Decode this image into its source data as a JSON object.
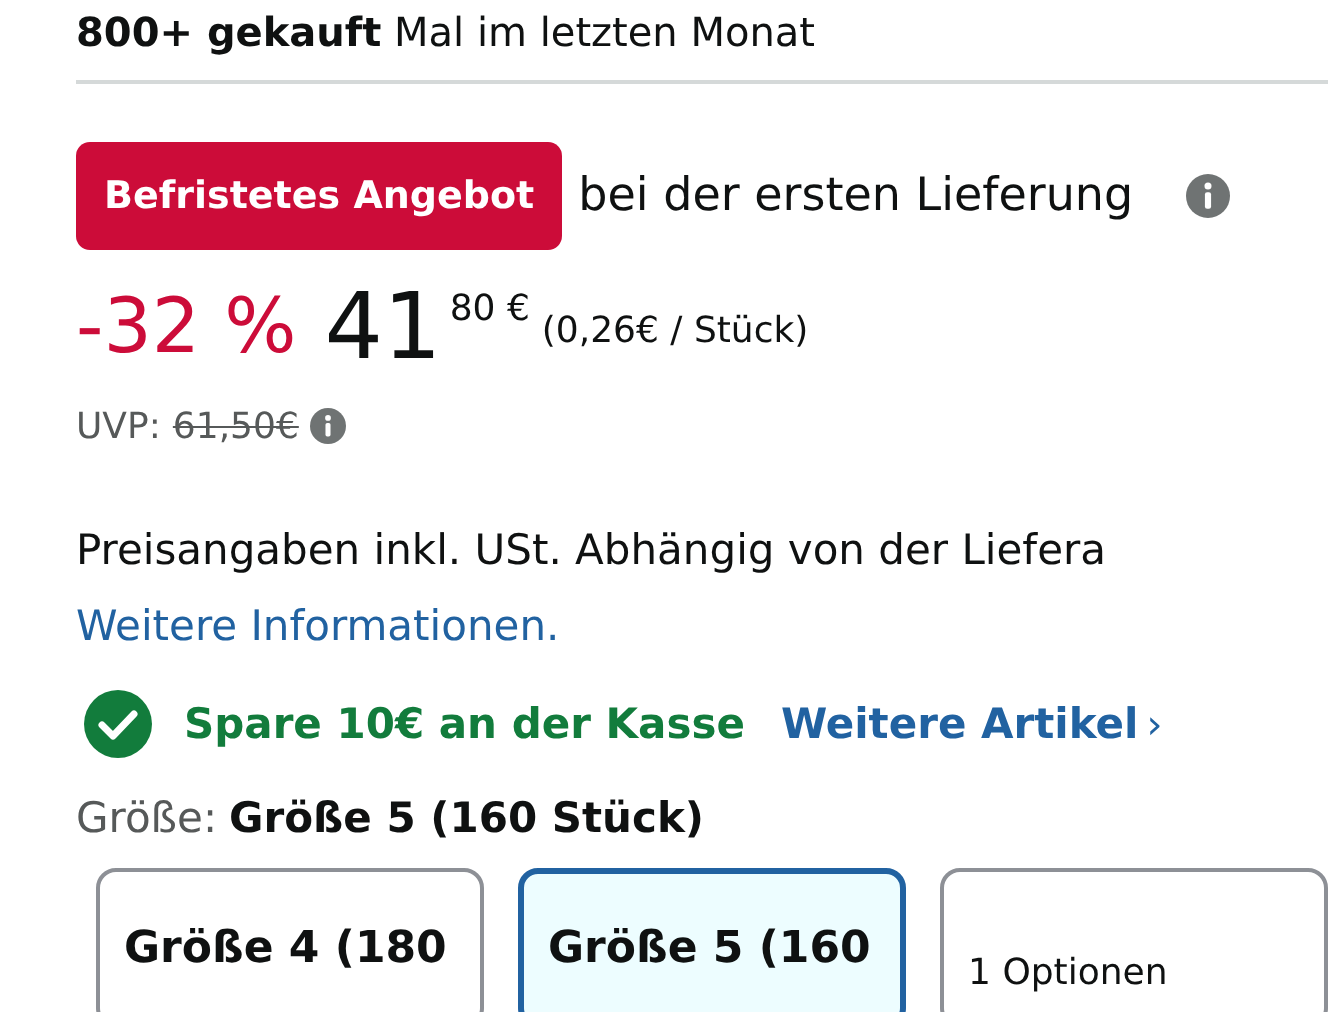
{
  "purchase_note": {
    "count": "800+ gekauft",
    "rest": "Mal im letzten Monat"
  },
  "deal": {
    "badge": "Befristetes Angebot",
    "text": "bei der ersten Lieferung"
  },
  "price": {
    "discount": "-32 %",
    "whole": "41",
    "fraction": "80 €",
    "unit_price": "(0,26€ / Stück)"
  },
  "list_price": {
    "label": "UVP:",
    "value": "61,50€"
  },
  "tax_note": "Preisangaben inkl. USt. Abhängig von der Liefera",
  "info_link": "Weitere Informationen.",
  "coupon": {
    "text": "Spare 10€ an der Kasse",
    "link": "Weitere Artikel",
    "chevron": "›"
  },
  "size": {
    "label": "Größe:",
    "value": "Größe 5 (160 Stück)"
  },
  "size_options": [
    {
      "label": "Größe 4 (180",
      "selected": false
    },
    {
      "label": "Größe 5 (160",
      "selected": true
    },
    {
      "label": "1 Optionen",
      "selected": false
    }
  ]
}
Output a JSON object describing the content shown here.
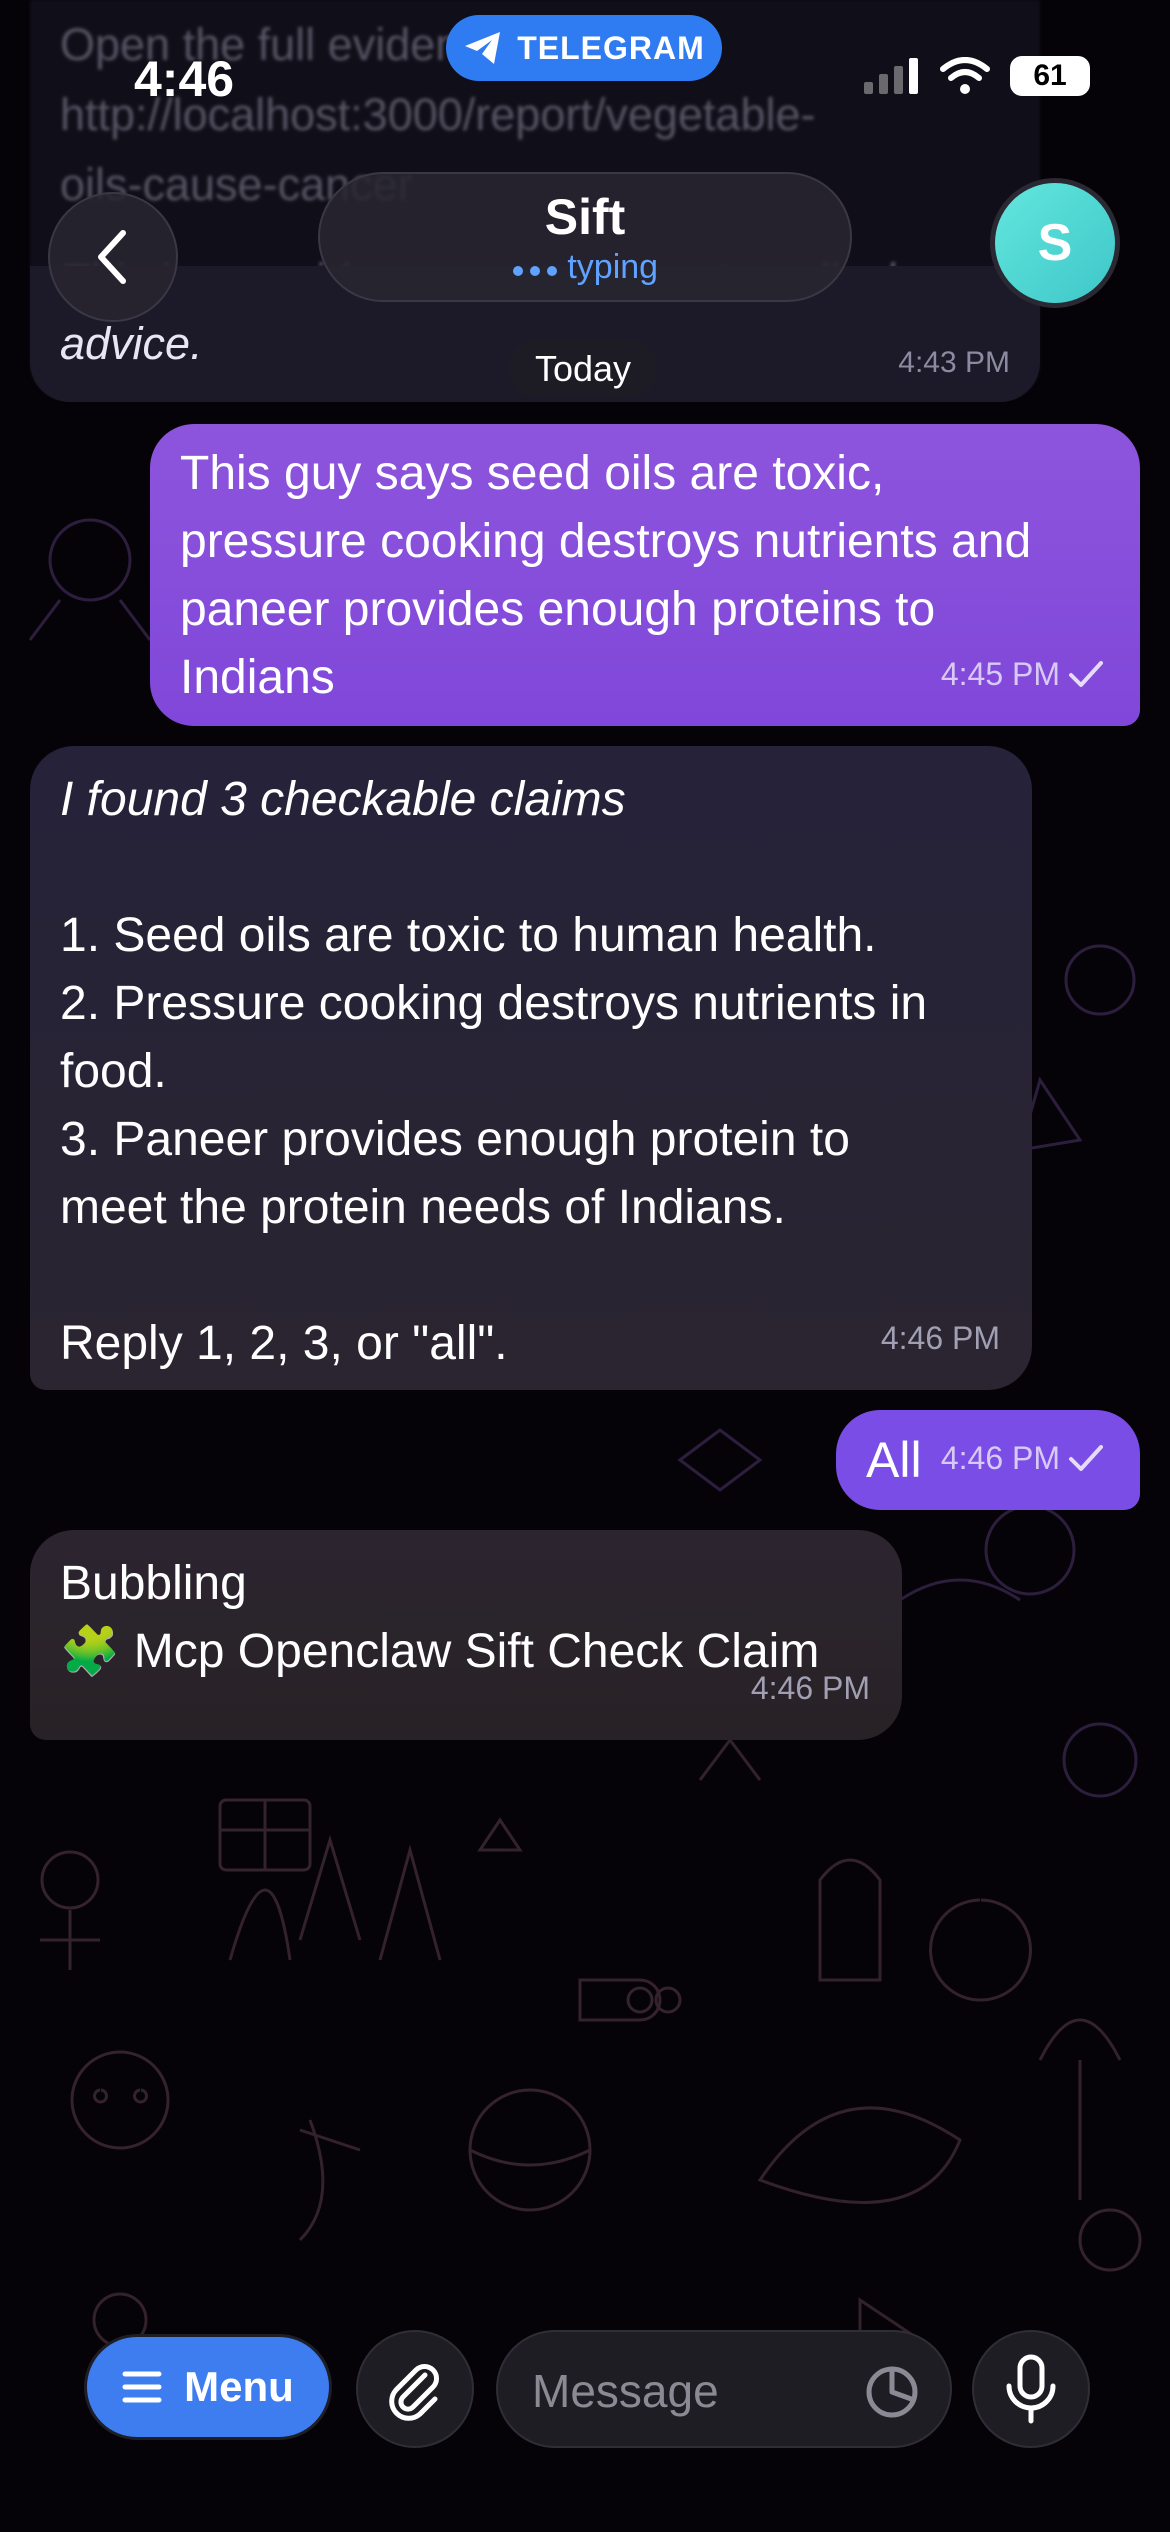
{
  "status_bar": {
    "time": "4:46",
    "app_pill": "TELEGRAM",
    "battery": "61"
  },
  "header": {
    "title": "Sift",
    "status": "typing",
    "avatar_letter": "S"
  },
  "previous_message": {
    "lines": [
      "Open the full evidence here:",
      "http://localhost:3000/report/vegetable-",
      "oils-cause-cancer",
      "This is an evidence summary, not medical"
    ],
    "last_line": "advice.",
    "time": "4:43 PM"
  },
  "date_separator": "Today",
  "messages": [
    {
      "direction": "outgoing",
      "lines": [
        "This guy says seed oils are toxic,",
        "pressure cooking destroys nutrients and",
        "paneer provides enough proteins to",
        "Indians"
      ],
      "time": "4:45 PM"
    },
    {
      "direction": "incoming",
      "intro": "I found 3 checkable claims",
      "lines": [
        "1. Seed oils are toxic to human health.",
        "2. Pressure cooking destroys nutrients in",
        "food.",
        "3. Paneer provides enough protein to",
        "meet the protein needs of Indians."
      ],
      "footer": "Reply 1, 2, 3, or \"all\".",
      "time": "4:46 PM"
    },
    {
      "direction": "outgoing",
      "text": "All",
      "time": "4:46 PM"
    },
    {
      "direction": "incoming",
      "line1": "Bubbling",
      "tool_emoji": "🧩",
      "tool_name": "Mcp Openclaw Sift Check Claim",
      "time": "4:46 PM"
    }
  ],
  "composer": {
    "menu_label": "Menu",
    "placeholder": "Message"
  },
  "colors": {
    "accent_blue": "#3d7df0",
    "outgoing_bubble": "#8b4fd9",
    "incoming_bubble": "#25223a",
    "avatar": "#4fd6d2"
  }
}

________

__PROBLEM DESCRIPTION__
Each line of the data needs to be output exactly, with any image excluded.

__OUTPUT FOR THIS EXERCISE__
Decode this image into its source data as a JSON object.
{
  "purchase_note": {
    "count": "800+ gekauft",
    "rest": "Mal im letzten Monat"
  },
  "deal": {
    "badge": "Befristetes Angebot",
    "text": "bei der ersten Lieferung"
  },
  "price": {
    "discount": "-32 %",
    "whole": "41",
    "fraction": "80 €",
    "unit_price": "(0,26€ / Stück)"
  },
  "list_price": {
    "label": "UVP:",
    "value": "61,50€"
  },
  "tax_note": "Preisangaben inkl. USt. Abhängig von der Liefera",
  "info_link": "Weitere Informationen.",
  "coupon": {
    "text": "Spare 10€ an der Kasse",
    "link": "Weitere Artikel",
    "chevron": "›"
  },
  "size": {
    "label": "Größe:",
    "value": "Größe 5 (160 Stück)"
  },
  "size_options": [
    {
      "label": "Größe 4 (180",
      "selected": false
    },
    {
      "label": "Größe 5 (160",
      "selected": true
    },
    {
      "label": "1 Optionen",
      "selected": false
    }
  ]
}
Output a JSON object describing the content shown here.
{
  "status_bar": {
    "time": "4:46",
    "app_pill": "TELEGRAM",
    "battery": "61"
  },
  "header": {
    "title": "Sift",
    "status": "typing",
    "avatar_letter": "S"
  },
  "previous_message": {
    "lines": [
      "Open the full evidence here:",
      "http://localhost:3000/report/vegetable-",
      "oils-cause-cancer",
      "This is an evidence summary, not medical"
    ],
    "last_line": "advice.",
    "time": "4:43 PM"
  },
  "date_separator": "Today",
  "messages": [
    {
      "direction": "outgoing",
      "lines": [
        "This guy says seed oils are toxic,",
        "pressure cooking destroys nutrients and",
        "paneer provides enough proteins to",
        "Indians"
      ],
      "time": "4:45 PM"
    },
    {
      "direction": "incoming",
      "intro": "I found 3 checkable claims",
      "lines": [
        "1. Seed oils are toxic to human health.",
        "2. Pressure cooking destroys nutrients in",
        "food.",
        "3. Paneer provides enough protein to",
        "meet the protein needs of Indians."
      ],
      "footer": "Reply 1, 2, 3, or \"all\".",
      "time": "4:46 PM"
    },
    {
      "direction": "outgoing",
      "text": "All",
      "time": "4:46 PM"
    },
    {
      "direction": "incoming",
      "line1": "Bubbling",
      "tool_emoji": "🧩",
      "tool_name": "Mcp Openclaw Sift Check Claim",
      "time": "4:46 PM"
    }
  ],
  "composer": {
    "menu_label": "Menu",
    "placeholder": "Message"
  },
  "colors": {
    "accent_blue": "#3d7df0",
    "outgoing_bubble": "#8b4fd9",
    "incoming_bubble": "#25223a",
    "avatar": "#4fd6d2"
  }
}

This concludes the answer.